▸ **What is required**
Every line containing the string "JSON" should be returned from the records.

[Dataset rows describing interfaces]
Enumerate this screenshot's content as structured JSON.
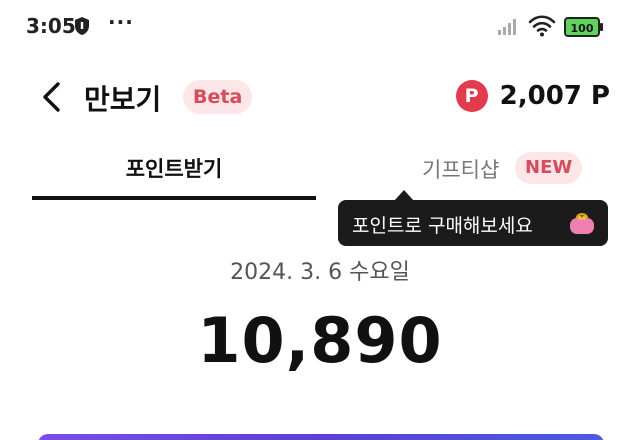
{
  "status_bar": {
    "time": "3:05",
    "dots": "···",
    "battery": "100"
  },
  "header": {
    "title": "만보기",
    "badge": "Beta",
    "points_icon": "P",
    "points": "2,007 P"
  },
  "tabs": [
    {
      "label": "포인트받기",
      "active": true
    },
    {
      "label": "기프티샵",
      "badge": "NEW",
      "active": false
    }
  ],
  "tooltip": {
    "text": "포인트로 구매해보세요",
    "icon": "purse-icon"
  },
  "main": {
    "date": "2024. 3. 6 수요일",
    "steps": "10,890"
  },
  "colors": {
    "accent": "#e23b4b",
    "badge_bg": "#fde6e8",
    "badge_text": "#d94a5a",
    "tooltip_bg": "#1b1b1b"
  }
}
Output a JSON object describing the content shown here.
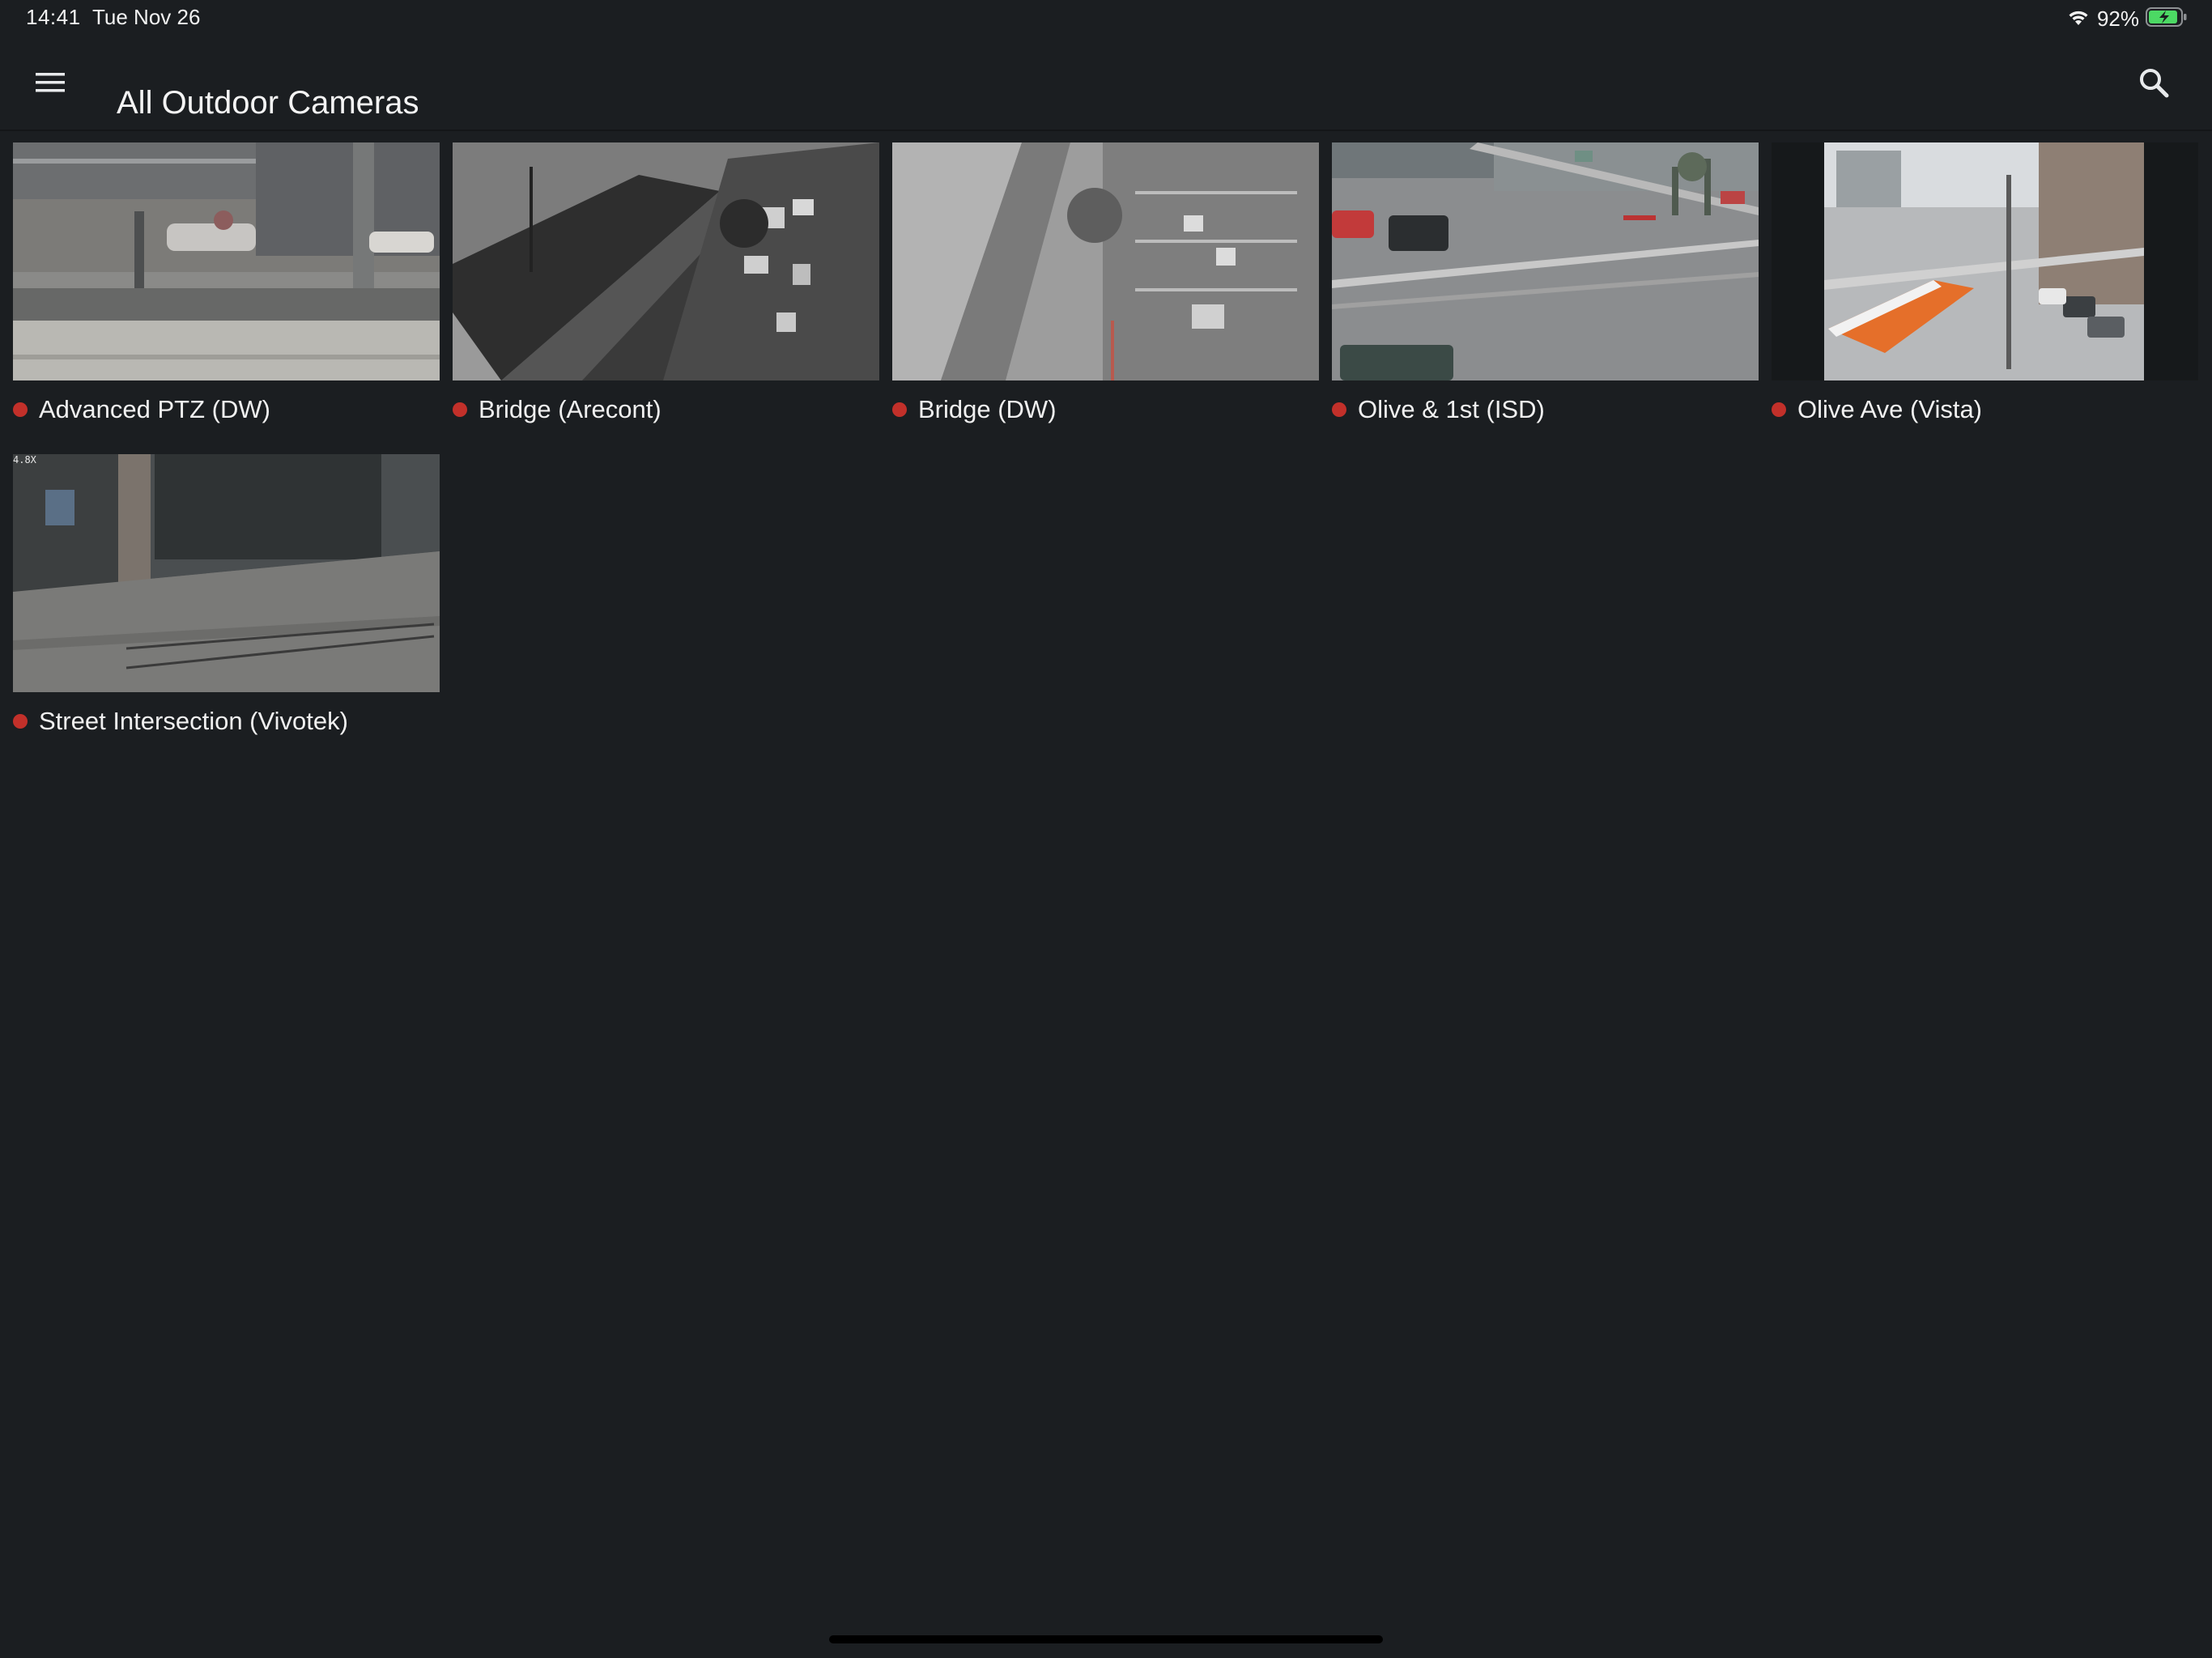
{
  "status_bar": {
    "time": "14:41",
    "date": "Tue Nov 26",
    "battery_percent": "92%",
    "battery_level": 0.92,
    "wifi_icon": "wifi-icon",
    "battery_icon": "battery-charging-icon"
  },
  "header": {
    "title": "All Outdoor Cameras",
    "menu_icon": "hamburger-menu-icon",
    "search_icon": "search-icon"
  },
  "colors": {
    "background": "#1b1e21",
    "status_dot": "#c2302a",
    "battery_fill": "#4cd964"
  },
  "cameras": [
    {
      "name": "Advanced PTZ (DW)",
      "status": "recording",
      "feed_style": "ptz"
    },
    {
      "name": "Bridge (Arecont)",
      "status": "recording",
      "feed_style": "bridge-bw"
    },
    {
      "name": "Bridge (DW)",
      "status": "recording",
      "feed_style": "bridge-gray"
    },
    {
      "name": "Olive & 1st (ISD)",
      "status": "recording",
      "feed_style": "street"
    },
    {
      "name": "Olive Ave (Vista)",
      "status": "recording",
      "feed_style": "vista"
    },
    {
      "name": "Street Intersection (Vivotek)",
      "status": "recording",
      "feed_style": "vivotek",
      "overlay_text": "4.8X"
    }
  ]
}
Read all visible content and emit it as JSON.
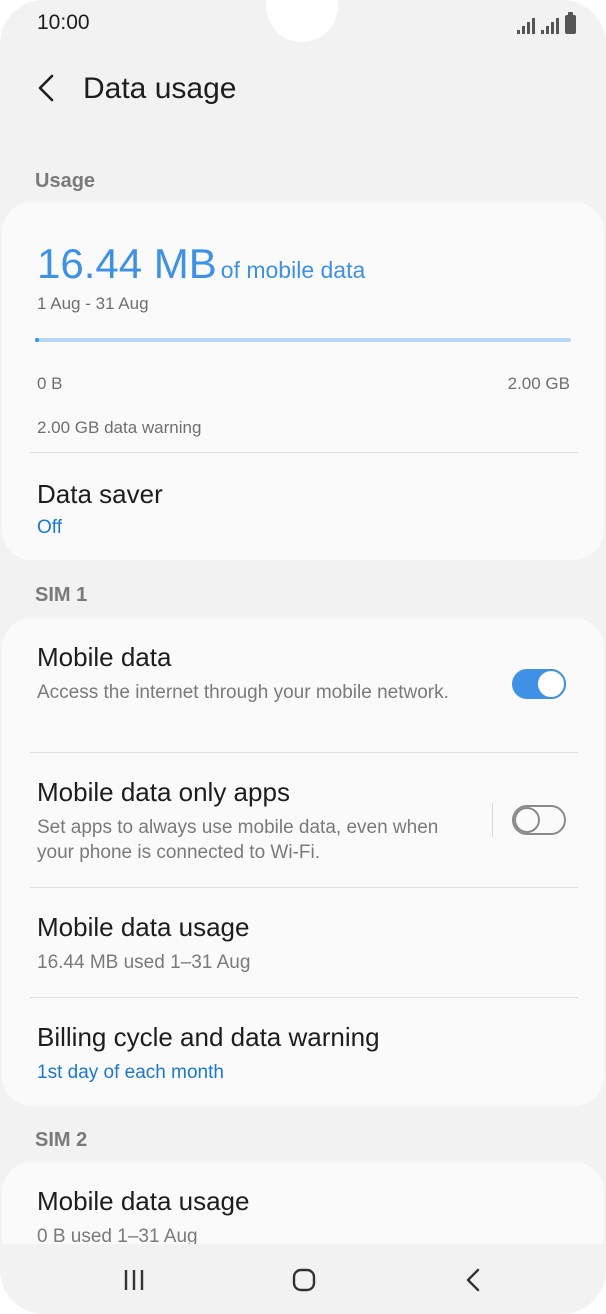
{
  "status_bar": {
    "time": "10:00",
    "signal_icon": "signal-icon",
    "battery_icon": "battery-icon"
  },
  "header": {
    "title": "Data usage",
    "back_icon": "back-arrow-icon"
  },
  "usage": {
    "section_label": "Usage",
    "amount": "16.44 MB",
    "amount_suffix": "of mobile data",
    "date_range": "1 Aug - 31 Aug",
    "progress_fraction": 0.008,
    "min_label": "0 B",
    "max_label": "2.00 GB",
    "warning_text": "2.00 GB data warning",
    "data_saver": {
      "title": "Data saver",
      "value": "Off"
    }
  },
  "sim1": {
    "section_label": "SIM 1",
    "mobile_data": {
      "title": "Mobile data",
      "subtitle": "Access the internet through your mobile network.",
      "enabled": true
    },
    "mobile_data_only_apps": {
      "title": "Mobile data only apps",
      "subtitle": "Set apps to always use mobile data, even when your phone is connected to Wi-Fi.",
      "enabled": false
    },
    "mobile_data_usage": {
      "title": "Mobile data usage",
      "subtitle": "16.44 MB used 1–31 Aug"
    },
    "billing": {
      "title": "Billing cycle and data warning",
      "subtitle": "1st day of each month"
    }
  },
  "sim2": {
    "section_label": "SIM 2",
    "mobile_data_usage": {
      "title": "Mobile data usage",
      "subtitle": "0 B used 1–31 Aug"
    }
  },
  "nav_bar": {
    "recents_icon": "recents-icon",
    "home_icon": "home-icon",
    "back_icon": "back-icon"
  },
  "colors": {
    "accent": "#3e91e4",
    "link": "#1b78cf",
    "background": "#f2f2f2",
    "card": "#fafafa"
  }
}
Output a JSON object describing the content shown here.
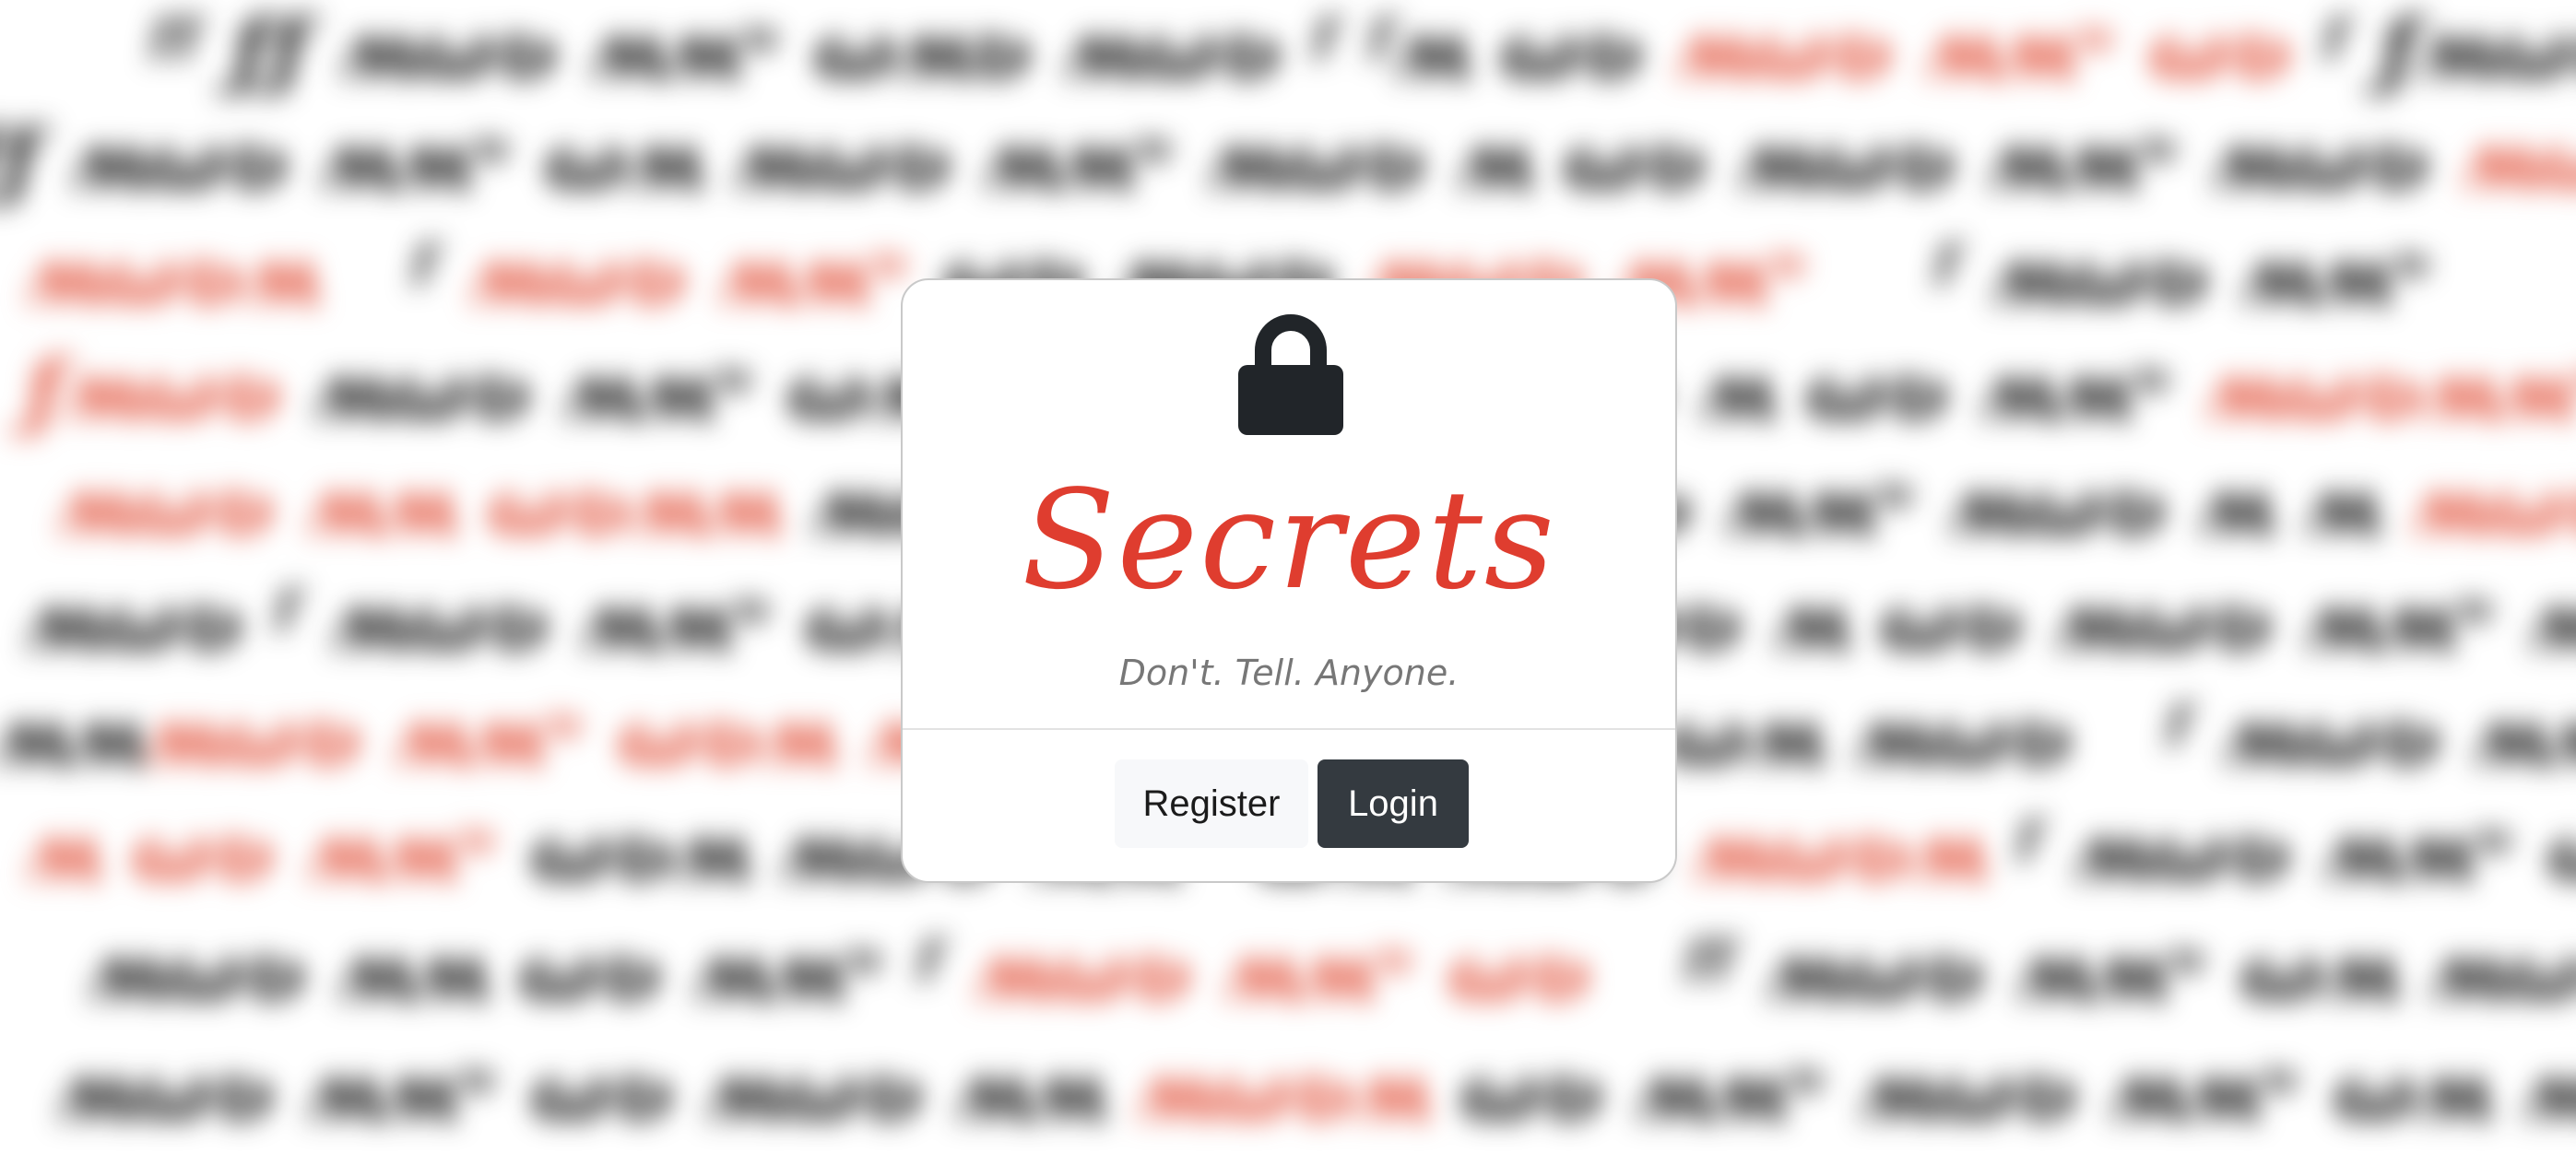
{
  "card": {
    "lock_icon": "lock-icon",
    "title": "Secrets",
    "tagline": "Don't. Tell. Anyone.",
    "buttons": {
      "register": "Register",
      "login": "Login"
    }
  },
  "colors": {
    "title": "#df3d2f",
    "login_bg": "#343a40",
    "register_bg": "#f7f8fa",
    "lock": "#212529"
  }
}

▸ **Written reply**
Enumerate this screenshot's content as structured JSON.
Output a JSON object describing the content shown here.
Read all visible content and emit it as JSON.
Output a JSON object describing the content shown here.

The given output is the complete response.